Some say it is Adam Smith’s Wealth of Nations.
Others say John Maynard Keynes’
Theory or Marshall’s Principles.
However, for us the best book on economics ever written is Goscinny and Uderzo’s Obelix and Co.
Purists might object that it is a comic – or “graphic novel”
as they say now – but anyone who studied this most perceptive of the Asterix
books carefully would have predicted the 2008 credit crunch.
Consider the plot and draw your own parallels...
Julius Caesar seeks to conquer his enemies, the indomitable Gauls,
by flooding their village with cheap money. He achieves this by purchasing their
menhirs – lumps of stone with no discernible purpose – for ever increasing amounts
The Gaulish village is soon dominated by the fast-growing
menhir industry – and is superficially very prosperous.
However, Caesar is left with a huge stock of essentially
useless menhirs. Their very uselessness makes them fashionable for a moment,
but, like all fashions, this passes very quickly. Soon the price of menhirs
falls dramatically. The currency is devalued, and so the prosperity of the
Gauls is revealed as an illusion.
This is how the inflated value of the world economy led to a

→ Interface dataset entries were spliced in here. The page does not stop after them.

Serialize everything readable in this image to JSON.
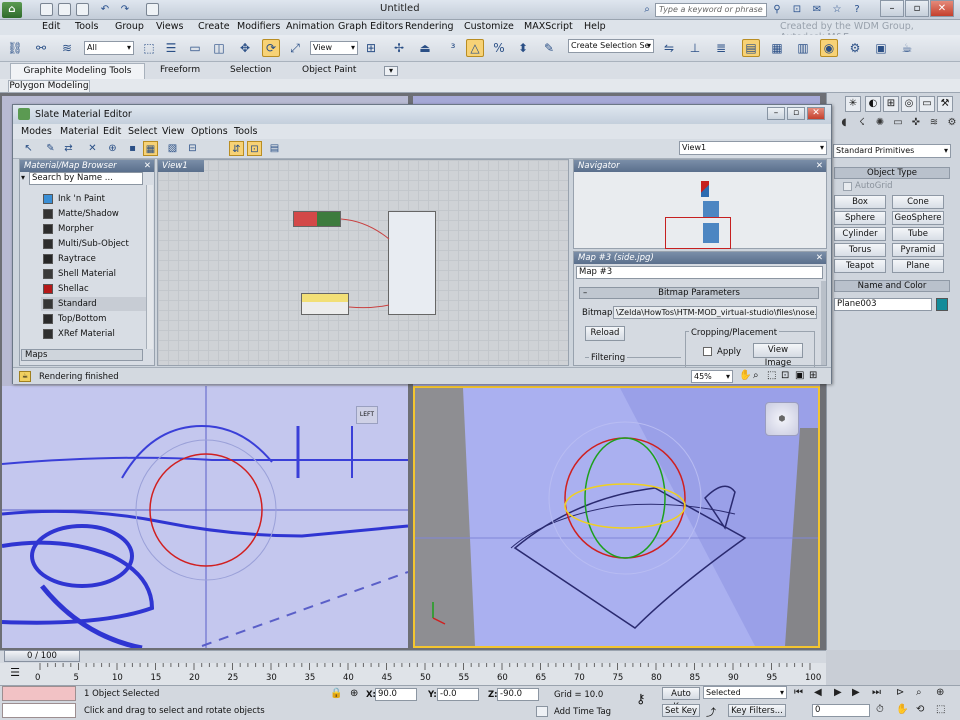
{
  "app": {
    "title": "Untitled",
    "search_placeholder": "Type a keyword or phrase",
    "credit": "Created by the WDM Group, Autodesk M&E"
  },
  "menubar": [
    "Edit",
    "Tools",
    "Group",
    "Views",
    "Create",
    "Modifiers",
    "Animation",
    "Graph Editors",
    "Rendering",
    "Customize",
    "MAXScript",
    "Help"
  ],
  "toolbar": {
    "selection_filter": "All",
    "reference_coord": "View",
    "named_selection": "Create Selection Se"
  },
  "ribbon": {
    "tabs": [
      "Graphite Modeling Tools",
      "Freeform",
      "Selection",
      "Object Paint"
    ],
    "sub_tab": "Polygon Modeling"
  },
  "slate": {
    "title": "Slate Material Editor",
    "menu": [
      "Modes",
      "Material",
      "Edit",
      "Select",
      "View",
      "Options",
      "Tools"
    ],
    "view_dropdown": "View1",
    "browser": {
      "title": "Material/Map Browser",
      "search_placeholder": "Search by Name ...",
      "items": [
        {
          "label": "Ink 'n Paint",
          "color": "#3a8fd6"
        },
        {
          "label": "Matte/Shadow",
          "color": "#333333"
        },
        {
          "label": "Morpher",
          "color": "#2c2c2c"
        },
        {
          "label": "Multi/Sub-Object",
          "color": "#2d2d2d"
        },
        {
          "label": "Raytrace",
          "color": "#262626"
        },
        {
          "label": "Shell Material",
          "color": "#3a3a3a"
        },
        {
          "label": "Shellac",
          "color": "#b41818"
        },
        {
          "label": "Standard",
          "color": "#353535"
        },
        {
          "label": "Top/Bottom",
          "color": "#2a2a2a"
        },
        {
          "label": "XRef Material",
          "color": "#2f2f2f"
        }
      ],
      "maps_label": "Maps"
    },
    "view_tab": "View1",
    "navigator_title": "Navigator",
    "params": {
      "title": "Map #3 (side.jpg)",
      "map_name": "Map #3",
      "section": "Bitmap Parameters",
      "bitmap_label": "Bitmap:",
      "bitmap_path": "\\Zelda\\HowTos\\HTM-MOD_virtual-studio\\files\\nose.jpg",
      "reload": "Reload",
      "cropping": "Cropping/Placement",
      "apply": "Apply",
      "view_image": "View Image",
      "filtering": "Filtering"
    },
    "status": "Rendering finished",
    "zoom": "45%"
  },
  "command_panel": {
    "dropdown": "Standard Primitives",
    "object_type_title": "Object Type",
    "autogrid": "AutoGrid",
    "primitives": [
      "Box",
      "Cone",
      "Sphere",
      "GeoSphere",
      "Cylinder",
      "Tube",
      "Torus",
      "Pyramid",
      "Teapot",
      "Plane"
    ],
    "name_color_title": "Name and Color",
    "object_name": "Plane003",
    "object_color": "#148c9a"
  },
  "timeline": {
    "slider": "0 / 100",
    "ticks": [
      "0",
      "5",
      "10",
      "15",
      "20",
      "25",
      "30",
      "35",
      "40",
      "45",
      "50",
      "55",
      "60",
      "65",
      "70",
      "75",
      "80",
      "85",
      "90",
      "95",
      "100"
    ]
  },
  "statusbar": {
    "selection": "1 Object Selected",
    "prompt": "Click and drag to select and rotate objects",
    "x_label": "X:",
    "x": "90.0",
    "y_label": "Y:",
    "y": "-0.0",
    "z_label": "Z:",
    "z": "-90.0",
    "grid": "Grid = 10.0",
    "add_time_tag": "Add Time Tag",
    "auto_key": "Auto Key",
    "set_key": "Set Key",
    "key_mode": "Selected",
    "key_filters": "Key Filters...",
    "frame": "0"
  }
}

wholly predictable crash in 2008 – and incidentally why stimulus packages are
doomed to end in disaster.
Is General Motors the new menhir?